So many times in my training in natural horsemanship, I heard emphasis on gaining respect. I would watch a “problem” horse behave perfectly for my trainer and then, frustratingly, once I got my hands on the lead rope, revert back to “disrespectful” or even dangerous behavior with me. This was, of course, all my fault.
The stock answer to “why?” was that each individual has to develop a relationship with the horse that engenders respect. Body language, technique, and tools all had to be perfectly honed to get that respect and control. I worked hard on it. The split-second timing so necessary when working with stallions and dangerous horses. The hot-potato release. “Getting big” when necessary to increase pressure beyond what the rope and halter could provide. All these tools and techniques worked, provided you had the skill, strength and sense of timing. I didn’t get any of these things quickly. In fact, I was the laughing stock of the barn for a while.
On Saturday at the Ride With Pride Clinic, Sandy Rakowitz said something that allowed me finally to understand what is so different between natural horsemanship as it’s practiced by some of the big names today and the Tellington TTouch Equine Awareness Method® (T.T.E.A.M).
After demonstrating one of the most effective T.T.E.A.M leading positions and allowing trainees to try it out on the horses, the folks were asking questions and discussing their successes. Sandy used the term, handler independent when responding to a question about what makes this method so universally effective.
A lightbulb went off in my head. I knew Sandy had nailed the fundamental strength of T.T.E.A.M, and at the same time neatly differentiated it from the natural horsemanship I’d been taught. They are light years apart.
The term, handler independence indicates that what a horse learns through the T.T.E.A.M leading exercises is independent of the handler. Because the method allows for learning skills rather than learning fear and respect toward an individual handler, it doesn’t matter who handles him in the future: a small child, a gruff groom, a skilled rider.

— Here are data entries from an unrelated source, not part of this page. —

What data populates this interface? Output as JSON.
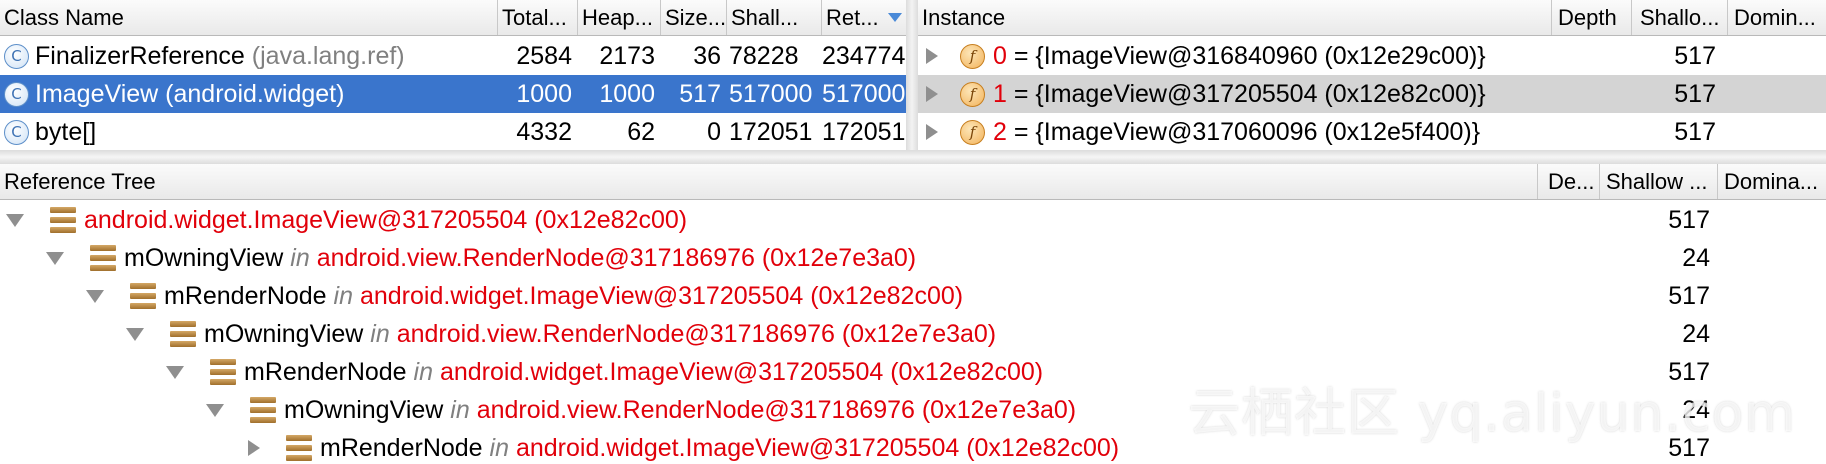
{
  "class_panel": {
    "columns": [
      "Class Name",
      "Total...",
      "Heap...",
      "Size...",
      "Shall...",
      "Ret..."
    ],
    "rows": [
      {
        "icon": "C",
        "name": "FinalizerReference",
        "pkg": "(java.lang.ref)",
        "total": "2584",
        "heap": "2173",
        "size": "36",
        "shallow": "78228",
        "retained": "234774"
      },
      {
        "icon": "C",
        "name": "ImageView",
        "pkg": "(android.widget)",
        "total": "1000",
        "heap": "1000",
        "size": "517",
        "shallow": "517000",
        "retained": "517000"
      },
      {
        "icon": "C",
        "name": "byte[]",
        "pkg": "",
        "total": "4332",
        "heap": "62",
        "size": "0",
        "shallow": "172051",
        "retained": "172051"
      }
    ]
  },
  "instance_panel": {
    "columns": [
      "Instance",
      "Depth",
      "Shallo...",
      "Domin..."
    ],
    "rows": [
      {
        "icon": "f",
        "index": "0",
        "value": "= {ImageView@316840960 (0x12e29c00)}",
        "depth": "",
        "shallow": "517",
        "dominating": ""
      },
      {
        "icon": "f",
        "index": "1",
        "value": "= {ImageView@317205504 (0x12e82c00)}",
        "depth": "",
        "shallow": "517",
        "dominating": ""
      },
      {
        "icon": "f",
        "index": "2",
        "value": "= {ImageView@317060096 (0x12e5f400)}",
        "depth": "",
        "shallow": "517",
        "dominating": ""
      }
    ]
  },
  "reference_tree": {
    "columns": [
      "Reference Tree",
      "De...",
      "Shallow ...",
      "Domina..."
    ],
    "in_word": "in",
    "rows": [
      {
        "field": "",
        "target": "android.widget.ImageView@317205504 (0x12e82c00)",
        "shallow": "517"
      },
      {
        "field": "mOwningView",
        "target": "android.view.RenderNode@317186976 (0x12e7e3a0)",
        "shallow": "24"
      },
      {
        "field": "mRenderNode",
        "target": "android.widget.ImageView@317205504 (0x12e82c00)",
        "shallow": "517"
      },
      {
        "field": "mOwningView",
        "target": "android.view.RenderNode@317186976 (0x12e7e3a0)",
        "shallow": "24"
      },
      {
        "field": "mRenderNode",
        "target": "android.widget.ImageView@317205504 (0x12e82c00)",
        "shallow": "517"
      },
      {
        "field": "mOwningView",
        "target": "android.view.RenderNode@317186976 (0x12e7e3a0)",
        "shallow": "24"
      },
      {
        "field": "mRenderNode",
        "target": "android.widget.ImageView@317205504 (0x12e82c00)",
        "shallow": "517"
      }
    ]
  },
  "watermark": "云栖社区 yq.aliyun.com",
  "colors": {
    "selection": "#3a75cc",
    "reference_red": "#e1000a",
    "package_gray": "#808080"
  }
}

How is this accomplished? TTouch is used in conjunction with ground exercises to train the horse’s mind. I’ve written before about how TTouch affects the brainwaves to facilitate a natural brain wave state conducive to calm, secure learning. When the horse’s brainwaves are aligned for optimal receptiveness and learning while being taught new skills, anxiety levels are low, and he is able to accept new situations and learn new tasks.
Research has shown that skills learned in a state of calm are more easily generalized, or able to be applied over a range of situations. This includes different handlers. This would have solved natural horsemanship my problem right away!
In the context of a therapeutic riding program, it is important for the horses to respond similarly to the same cues from many different handlers such as side walkers, lead walkers, physical therapists, and occupational therapists. How hard it would be for all these employees and volunteers to learn rope and halter skills and round pen techniques, or to perfect the concept and application of pressure and release while still doing their jobs with the children! Especially when it’s not necessary.
Using time-tested techniques of Tellington TTouch and T.T.E.A.M over the course of a few training sessions each year, all participants can learn the skills necessary to maintain a mutually respectful relationship with a calm and confident horse who is capable of doing his heroic job, independent of variations in handler.